“I try to learn one new name a day,” Verhil said, “That way, I can get familiar with the students, and I’m not just a stranger. When I was at Grandville, my motivation was to ensure that when you come to school, you have the best day ever, so I’m trying to bring that here as I get to know more students and staff. I [want to] relay good vibes and make it a friendly and happy environment when you come to school.”

Within spreading that joy through the halls, Verhil makes sure to always have a smile on his face and to interact with anyone and everyone he surpasses. 

I like to talk a lot; I’m a talker,” Verhil said. “I’ll share a lot of stories; I’m very sarcastic—I don’t try to insult anybody, but I try to make jokes a lot. That way, everyone’s smiling and laughing. Laughter is the best medicine. I’m very approachable to talk to. I hope I don’t stand off as scary [or that] nobody would want to talk to me; I try to come off as warm and inviting.”

Bringing his bubbly personality outside of the school walls, Verhil enjoys a multitude of activities to keep him active and busy.

“I’m a biker; I ride a Harley Davidson,” Verhil said. “If I’m not riding, I’m golfing. And now that it’s September and getting colder, I’m really looking forward to the snowboarding season because during the wintertime, if I’m not working, I’m on the slopes shredding.”  
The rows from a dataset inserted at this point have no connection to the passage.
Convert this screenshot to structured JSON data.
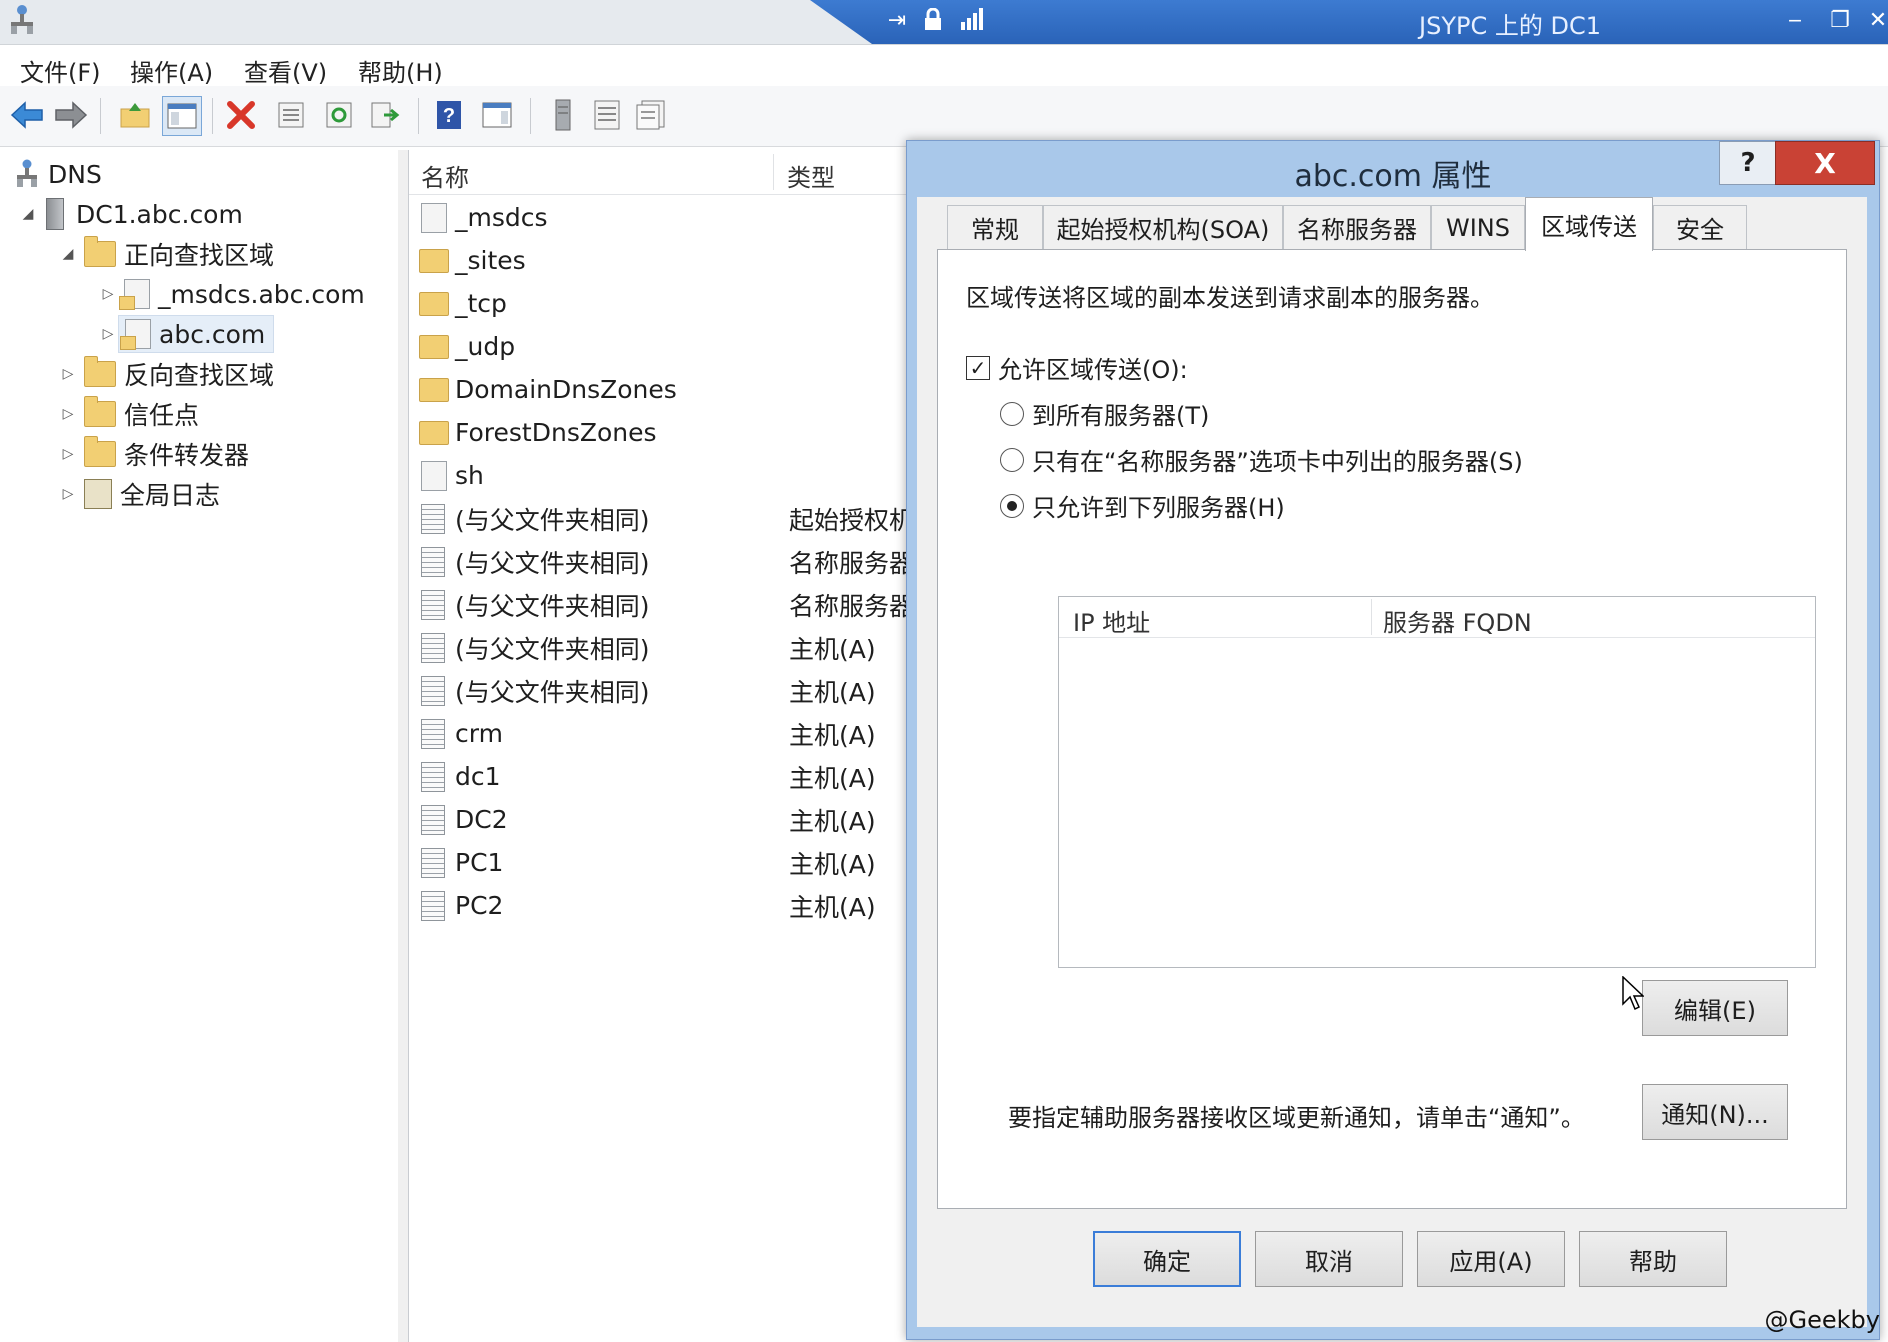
{
  "window": {
    "remote_title": "JSYPC 上的 DC1"
  },
  "menu": [
    "文件(F)",
    "操作(A)",
    "查看(V)",
    "帮助(H)"
  ],
  "toolbar": {
    "icons": [
      "back-icon",
      "forward-icon",
      "up-folder-icon",
      "show-hide-tree-icon",
      "delete-icon",
      "properties-icon",
      "refresh-icon",
      "export-icon",
      "help-icon",
      "action-pane-icon",
      "server-icon",
      "list-icon",
      "detail-icon"
    ]
  },
  "tree": {
    "root": "DNS",
    "server": "DC1.abc.com",
    "forward_zones": "正向查找区域",
    "msdcs_zone": "_msdcs.abc.com",
    "abc_zone": "abc.com",
    "reverse_zones": "反向查找区域",
    "trust_points": "信任点",
    "conditional_forwarders": "条件转发器",
    "global_logs": "全局日志"
  },
  "list": {
    "columns": [
      "名称",
      "类型"
    ],
    "rows": [
      {
        "name": "_msdcs",
        "type": "",
        "icon": "zone"
      },
      {
        "name": "_sites",
        "type": "",
        "icon": "folder"
      },
      {
        "name": "_tcp",
        "type": "",
        "icon": "folder"
      },
      {
        "name": "_udp",
        "type": "",
        "icon": "folder"
      },
      {
        "name": "DomainDnsZones",
        "type": "",
        "icon": "folder"
      },
      {
        "name": "ForestDnsZones",
        "type": "",
        "icon": "folder"
      },
      {
        "name": "sh",
        "type": "",
        "icon": "zone"
      },
      {
        "name": "(与父文件夹相同)",
        "type": "起始授权机",
        "icon": "record"
      },
      {
        "name": "(与父文件夹相同)",
        "type": "名称服务器",
        "icon": "record"
      },
      {
        "name": "(与父文件夹相同)",
        "type": "名称服务器",
        "icon": "record"
      },
      {
        "name": "(与父文件夹相同)",
        "type": "主机(A)",
        "icon": "record"
      },
      {
        "name": "(与父文件夹相同)",
        "type": "主机(A)",
        "icon": "record"
      },
      {
        "name": "crm",
        "type": "主机(A)",
        "icon": "record"
      },
      {
        "name": "dc1",
        "type": "主机(A)",
        "icon": "record"
      },
      {
        "name": "DC2",
        "type": "主机(A)",
        "icon": "record"
      },
      {
        "name": "PC1",
        "type": "主机(A)",
        "icon": "record"
      },
      {
        "name": "PC2",
        "type": "主机(A)",
        "icon": "record"
      }
    ]
  },
  "dialog": {
    "title": "abc.com 属性",
    "help_button": "?",
    "close_button": "X",
    "tabs": [
      "常规",
      "起始授权机构(SOA)",
      "名称服务器",
      "WINS",
      "区域传送",
      "安全"
    ],
    "active_tab": "区域传送",
    "description": "区域传送将区域的副本发送到请求副本的服务器。",
    "allow_transfer": {
      "label": "允许区域传送(O):",
      "checked": true
    },
    "options": [
      {
        "label": "到所有服务器(T)",
        "selected": false
      },
      {
        "label": "只有在“名称服务器”选项卡中列出的服务器(S)",
        "selected": false
      },
      {
        "label": "只允许到下列服务器(H)",
        "selected": true
      }
    ],
    "server_table": {
      "columns": [
        "IP 地址",
        "服务器 FQDN"
      ],
      "rows": []
    },
    "edit_button": "编辑(E)",
    "notify_text": "要指定辅助服务器接收区域更新通知，请单击“通知”。",
    "notify_button": "通知(N)...",
    "footer_buttons": {
      "ok": "确定",
      "cancel": "取消",
      "apply": "应用(A)",
      "help": "帮助"
    }
  },
  "watermark": "@Geekby"
}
Yet when the school year rolls around and the summer fun is over, Verhil snaps back into focus and steps his best foot forward as a protector. 

Although his job is important and time-consuming, Verhil always makes sure to look out for others, and that is what he considers to be his purpose here.

“I know my job title is to stop bad behavior and to deal with discipline,” Verhil said, “but at the end of the day, if someone needs help—whether it’s a teacher or food worker or custodian—I am willing to help. I am willing to help any student, any staff member, to the best of my ability.”  

Verhil likes to live knowing that “tomorrow is a new day,” and that you cannot change the past without changing the future.

This outlook on his job is the exact definition of Ranger Pride. To be a Ranger is to be selfless and to continually help others in need, and Verhil relays that perfectly. 

“Ranger Pride can mean anything to anybody,” Verhil said. “School is not about me; I’m very selfless. It’s about the students. I’m hoping I could use Ranger Pride as an example for students that are in high school now to not give up. These are the last four years of school, and it’s motivation to continue to stay strong in school and achieve goals and dreams.”

This mindset as a new addition to Ranger Country is an impeccable one, and Verhil treats the halls of FHC as his sacred ground and treats Ranger Pride as something to boast about. 

“Ranger Pride—don’t give up; don’t give up on yourself,” Verhil said. “You’re a Ranger; whatever is beating you down, don’t let it affect you. If you had a bad day yesterday, [the] next day is going to be a better one. If you’re having a bad year, make it a better year. Only you can achieve that on your own. If you’re telling yourself you can’t do it, you’re not going to do it. If you’re telling yourself you can do it, you’re going to put your best foot forward to whatever you want to achieve.”